New Toyota Supra 2.0 2021 review
Does the new entry-level Toyota Supra 2.0 coupe offer less excitement? We find out…
The 2.0-litre GR Supra has clear benefits, chiefly its price, but it also feels more nimble thanks to its weight loss. Of course, it isn’t as quick, doesn’t sound as good nor has the level of refinement you get from the six-cylinder. But perhaps the biggest problem is that Toyota’s finance deals mean you can get the 3.0-litre model, and all its extra kit, for less per month on a PCP deal. Figure that one out.
We had to be patient for the return of the Toyota Supra. The idea for the reborn sports car was first teased in 2014 with the FT-1 concept, but it was five years before the production version arrived. Happily, it was well worth the wait.
When it comes to updates, Toyota hasn’t been in any particular rush to introduce them. But what we have here is the GR Supra 2.0 Pro, a new entry-level version with a smaller engine, less power and less weight, but crucially also a lower price tag.

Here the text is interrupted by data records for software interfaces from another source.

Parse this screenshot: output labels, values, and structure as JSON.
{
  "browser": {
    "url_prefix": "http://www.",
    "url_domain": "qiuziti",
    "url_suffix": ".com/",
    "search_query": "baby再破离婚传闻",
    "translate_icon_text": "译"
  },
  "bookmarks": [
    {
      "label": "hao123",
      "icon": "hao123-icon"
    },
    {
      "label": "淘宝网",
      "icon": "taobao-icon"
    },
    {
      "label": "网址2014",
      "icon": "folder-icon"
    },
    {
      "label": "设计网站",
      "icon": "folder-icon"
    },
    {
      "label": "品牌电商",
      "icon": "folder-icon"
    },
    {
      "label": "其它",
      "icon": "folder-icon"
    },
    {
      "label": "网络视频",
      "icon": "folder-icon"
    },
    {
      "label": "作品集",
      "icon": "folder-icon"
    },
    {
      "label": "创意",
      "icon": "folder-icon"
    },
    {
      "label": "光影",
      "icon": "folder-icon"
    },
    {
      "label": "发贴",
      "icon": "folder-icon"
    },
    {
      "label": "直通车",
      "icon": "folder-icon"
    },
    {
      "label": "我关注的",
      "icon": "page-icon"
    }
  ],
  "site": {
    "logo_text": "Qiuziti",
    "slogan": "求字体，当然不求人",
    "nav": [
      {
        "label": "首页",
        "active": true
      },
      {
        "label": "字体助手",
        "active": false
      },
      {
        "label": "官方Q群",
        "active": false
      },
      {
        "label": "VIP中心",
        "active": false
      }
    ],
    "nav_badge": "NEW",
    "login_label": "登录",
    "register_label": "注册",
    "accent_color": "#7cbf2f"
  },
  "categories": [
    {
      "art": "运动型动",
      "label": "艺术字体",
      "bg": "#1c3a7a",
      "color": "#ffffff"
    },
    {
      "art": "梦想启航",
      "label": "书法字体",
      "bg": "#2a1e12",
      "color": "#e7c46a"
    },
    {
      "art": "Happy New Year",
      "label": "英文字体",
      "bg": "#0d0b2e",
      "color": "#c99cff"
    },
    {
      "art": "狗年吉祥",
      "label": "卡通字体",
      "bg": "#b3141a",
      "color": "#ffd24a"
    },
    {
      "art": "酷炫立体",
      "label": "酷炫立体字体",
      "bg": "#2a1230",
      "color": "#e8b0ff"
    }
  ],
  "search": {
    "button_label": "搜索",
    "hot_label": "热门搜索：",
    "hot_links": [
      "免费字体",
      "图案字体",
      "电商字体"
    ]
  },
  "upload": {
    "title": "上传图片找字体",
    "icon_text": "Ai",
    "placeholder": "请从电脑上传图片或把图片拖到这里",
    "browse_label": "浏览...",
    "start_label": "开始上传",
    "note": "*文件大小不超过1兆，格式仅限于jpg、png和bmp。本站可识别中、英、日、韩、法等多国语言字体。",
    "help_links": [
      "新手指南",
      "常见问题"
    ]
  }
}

It’s been on sale in Japan for over a year and arrived in Europe last summer, but only now has it landed in the UK. Toyota GB hopes it will help reignite Supra sales, too – only 271 cars were sold here last year.
Car group tests
Visually, there’s no telling the 2.0 Pro and 3.0 Pro apart. That detailed origami-style bodywork features on both, and the only significant difference from the outside is the smaller 18-inch wheels you get on the 2.0, compared with 19-inchers on the 3.0.
Under the bonnet is where the big changes take place; out goes the smooth-revving, 335bhp 3.0-litre six-cylinder engine, and in its place is a 254bhp 2.0-litre four-cylinder. As with the larger motor, it’s not a Toyota unit – it comes from BMW (the Supra was co-developed with the BMW Z4). However the engine is a proven one, since it’s found in models such as the BMW 330i.
Despite having less power, the new engine does bring advantages, the first one being a weight saving. The 2.0 Pro has shed 100kg, bringing the kerbweight down to 1,395kg – so it’s lighter than a Porsche 718 Cayman.
Perhaps the most important change is the price; the GR Supra 2.0 Pro starts from £45,995. That brings the cost down to a more comparable level to the 718 Cayman, but it’s also a whopping £8,345 less than the 3.0-litre car – a 15 per cent price drop.
From behind the wheel, it certainly feels like a good deal to us. The engine fires into life with a raspy exhaust note, which can be heard clearly from outside the car, but not so much from the driver’s seat. Instead, exhaust noise is pumped into the cabin via the speakers. This has been successfully applied in a number of cars, but in the Supra it’s obviously synthesised and gives the impression of trying too hard.
With 1,395kg to haul around, 254bhp and 400Nm of torque feels like a perfectly adequate amount. The Supra 2.0 isn’t blisteringly quick – Toyota says 0-62mph takes 5.2 seconds – but you never find yourself wishing for more power. The engine really gets into its stride above 2,500rpm and pulls cleanly and smoothly to 6,500rpm, with the eight-speed auto making its way through the gears very efficiently.
One highlight is the Supra’s steering, which is aided by that weight loss and really emphasises the car’s agility. The wheel is quick and feels pointy, and instils a real sense of urgency and response when you ask for quick changes in direction. It’s backed up by great body control that strikes a good balance between keeping the car flat in corners and cruising comfort. Sport mode sharpens the throttle and tightens the chassis, but the trade off is a firmer ride.
The main area where you’ll have to compromise is the level of standard kit in the Supra 2.0. There’s no carbon-fibre detailing inside, no head-up display or premium stereo, while leather sports seats and wireless phone charging are missing, too.
|Model:||Toyota GR Supra 2.0 Pro|
|Engine:||2.0-litre 4cyl petrol turbo|
|Transmission:||Eight-speed automatic, rear-wheel drive|